The anticipated rise in the prevalence of coronary heart disease (CHD) over forthcoming years throughout the world, including Europe, will place a significant burden on the healthcare system. Consequently, a major challenge that faces the medical profession is to improve the introduction of effective preventive strategies into routine clinical practice in order to blunt the scale of this epidemic. Current levels of risk factor management in patients with established cardiovascular disease are poor, and the implementation of primary preventive strategies to reduce the risk of cardiovascular morbidity and mortality in high-risk patients is even worse.
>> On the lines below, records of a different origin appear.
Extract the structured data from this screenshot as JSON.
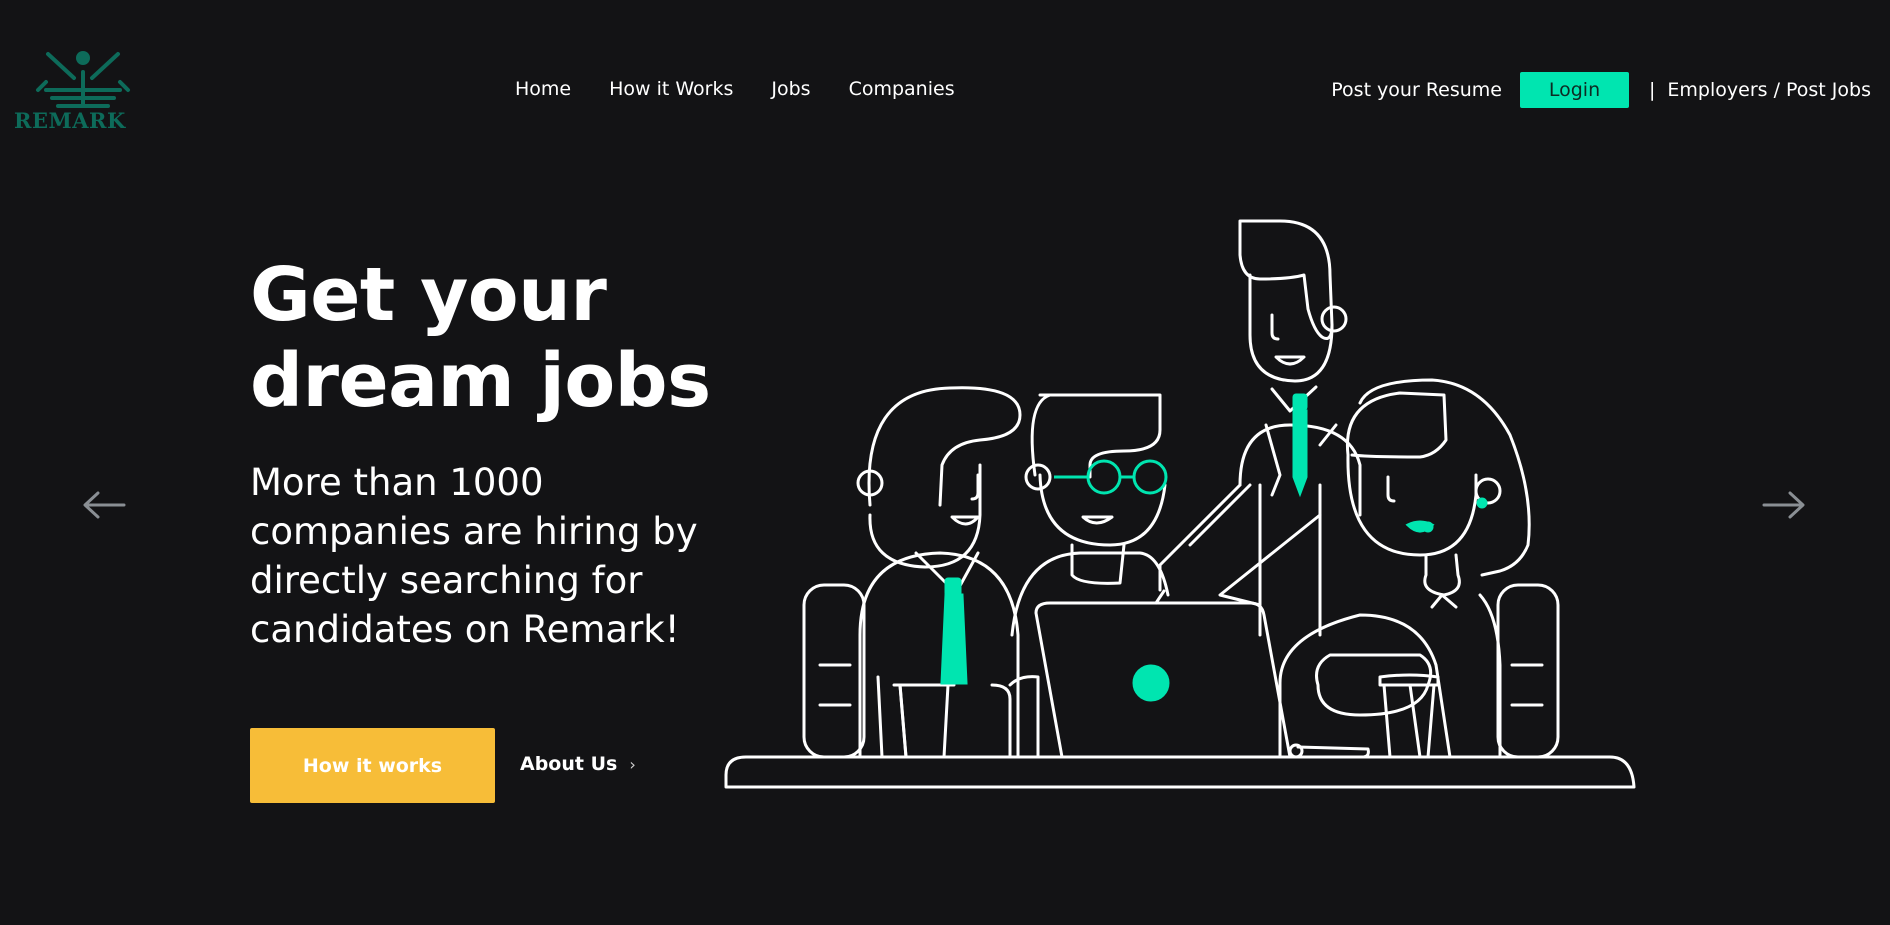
{
  "brand": {
    "logo_text": "REMARK",
    "logo_color": "#0d6b5a",
    "logo_icon": "remark-logo-icon"
  },
  "nav": {
    "items": [
      {
        "label": "Home"
      },
      {
        "label": "How it Works"
      },
      {
        "label": "Jobs"
      },
      {
        "label": "Companies"
      }
    ]
  },
  "account": {
    "post_resume_label": "Post your Resume",
    "login_label": "Login",
    "separator": "|",
    "employers_label": "Employers / Post Jobs"
  },
  "hero": {
    "title_lines": [
      "Get your",
      "dream jobs"
    ],
    "subtitle_lines": [
      "More than 1000",
      "companies are hiring by",
      "directly searching for",
      "candidates on Remark!"
    ],
    "primary_cta_label": "How it works",
    "secondary_cta_label": "About Us",
    "secondary_cta_icon": "chevron-right-icon",
    "illustration": "team-at-laptop-illustration"
  },
  "carousel": {
    "prev_icon": "arrow-left-icon",
    "next_icon": "arrow-right-icon"
  },
  "colors": {
    "background": "#131315",
    "accent": "#00e5b0",
    "cta": "#f7bd38",
    "text": "#ffffff",
    "arrow": "#8a8f94"
  }
}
The principal objective of clinical guidelines, such as those for the prevention of CHD issued by the Joint European Societies, is to improve the quality of patient care and health outcomes. However, the development of good guidelines by professional organizations does not guarantee their use in clinical practice. Surveys indicate that the most successful guidelines, in terms of implementation in general practice, are based on robust scientific evidence, are explicit in their recommendations, are uncontroversial, and demand minimal disruption to existing working procedures and workloads. © 2004 The European Society of Cardiology. Published by Elsevier Ltd. All rights reserved.

Original publication

DOI

10.1016/j.ehjsup.2004.04.005

Type

Conference paper

Publication Date

01/07/2004

Volume

6